Pest and Diseases
If given a chance, mealybugs and other insects can easily infest Moonlight Philodendron’s home. This microscopic organism is described as having a whitish appearance. They’re rather diminutive, and their shape is somewhat oval. They can do this by extracting sap from the plant. Unchecked, they pose a serious threat of leaf lesions and other damage if allowed to spread.
So far, spider mites, scale, and aphids have all been identified as pests of Philodendron Moonlight. Insecticidal soap or neem oil sprays may be used to eliminate them. Insects will perish from exposure to both of these. Keep doing this until they can’t do anything at all. Additionally, while being treated, your plant must be kept in isolation.
Some of the worst illnesses that can kill Moonlight Philodendron are caused by Erwinia blight. In this way, the leaf lesions contribute to the leaves’ mushy appearance. Overwatering plants cause this disease. It can even go up the plant from the roots to the leaves and stems easily.
Always prioritize preventative care when dealing with your Moonlight Philodendron’s health. Always use sterile soil mix while potting plants. Avoid drowning the soil by soaking it too much. Transplant the plants to new containers if necessary. The correct fungicides must be employed to get rid of the infectious agents. These are only some of the most important considerations to keep in mind to prevent problems down the road.
Moonlight Philodendron Leaves Turning Yellow
It’s usually a symptom of overwatering or under-watering when this Philodendron leaves start to turn yellow. An insufficient supply of micronutrients could also cause the plant’s leaves to turn a sickly yellow. Additions of a micronutrient fertilizer rich in magnesium and calcium might be beneficial to the plant in this scenario.

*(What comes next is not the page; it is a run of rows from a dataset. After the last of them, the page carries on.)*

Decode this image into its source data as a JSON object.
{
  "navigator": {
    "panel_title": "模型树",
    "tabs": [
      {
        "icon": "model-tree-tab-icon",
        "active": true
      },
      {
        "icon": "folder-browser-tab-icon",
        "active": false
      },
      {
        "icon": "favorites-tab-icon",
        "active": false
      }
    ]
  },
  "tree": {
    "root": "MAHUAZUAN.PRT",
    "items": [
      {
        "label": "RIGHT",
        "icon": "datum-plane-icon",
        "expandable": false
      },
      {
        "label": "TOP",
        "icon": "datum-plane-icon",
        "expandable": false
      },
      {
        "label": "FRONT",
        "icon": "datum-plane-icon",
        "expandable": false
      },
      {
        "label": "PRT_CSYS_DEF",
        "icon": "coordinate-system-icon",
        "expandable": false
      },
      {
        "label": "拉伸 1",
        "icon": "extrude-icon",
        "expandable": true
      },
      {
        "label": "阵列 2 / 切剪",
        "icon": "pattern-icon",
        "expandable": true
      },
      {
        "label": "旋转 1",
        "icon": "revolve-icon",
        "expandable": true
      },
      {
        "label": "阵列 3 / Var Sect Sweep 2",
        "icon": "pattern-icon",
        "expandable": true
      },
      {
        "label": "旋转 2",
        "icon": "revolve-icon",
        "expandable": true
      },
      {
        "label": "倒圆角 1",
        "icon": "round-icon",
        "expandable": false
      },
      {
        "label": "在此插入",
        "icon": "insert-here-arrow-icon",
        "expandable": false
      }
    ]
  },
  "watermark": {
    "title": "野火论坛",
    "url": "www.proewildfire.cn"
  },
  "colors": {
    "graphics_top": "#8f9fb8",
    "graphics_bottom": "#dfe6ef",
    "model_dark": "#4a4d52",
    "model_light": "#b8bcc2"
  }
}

It’s important to ensure the plant has access to adequate light by placing it in a sunny spot and only watering it once the soil has dried out in the first few millimeters. If part of Philodendron Moonlight’s leaves hasn’t already turned yellow, you might try to fertilize it with the micronutrient fertilizer.
Moonlight Philodendron Leaves With Yellow Streaks
There is such a thing as a variegated philodendron moonlight. Still, if you observe that the leaves are suddenly growing yellowing streaks, led by the leaf being twisted, then there is a possibility that your plant is infected with the mosaic virus.
Moonlight Philodendron Leaves Turning Brown
The leaves turning brown can signify either too much water or sun. Soft, yellowed, or brownish leaves may signify a fungal infection.
Moonlight Philodendron Leaves Curling
Curling leaves on a moonlight philodendron could be caused by a lack of humidity, an absence of water, or a nutritional deficiency. If the leaves on the plant are curling inward, you should give it a good soaking with water, make sure the relative humidity is at least 50%, and only fertilize the plant in the spring and summer if the curling persists.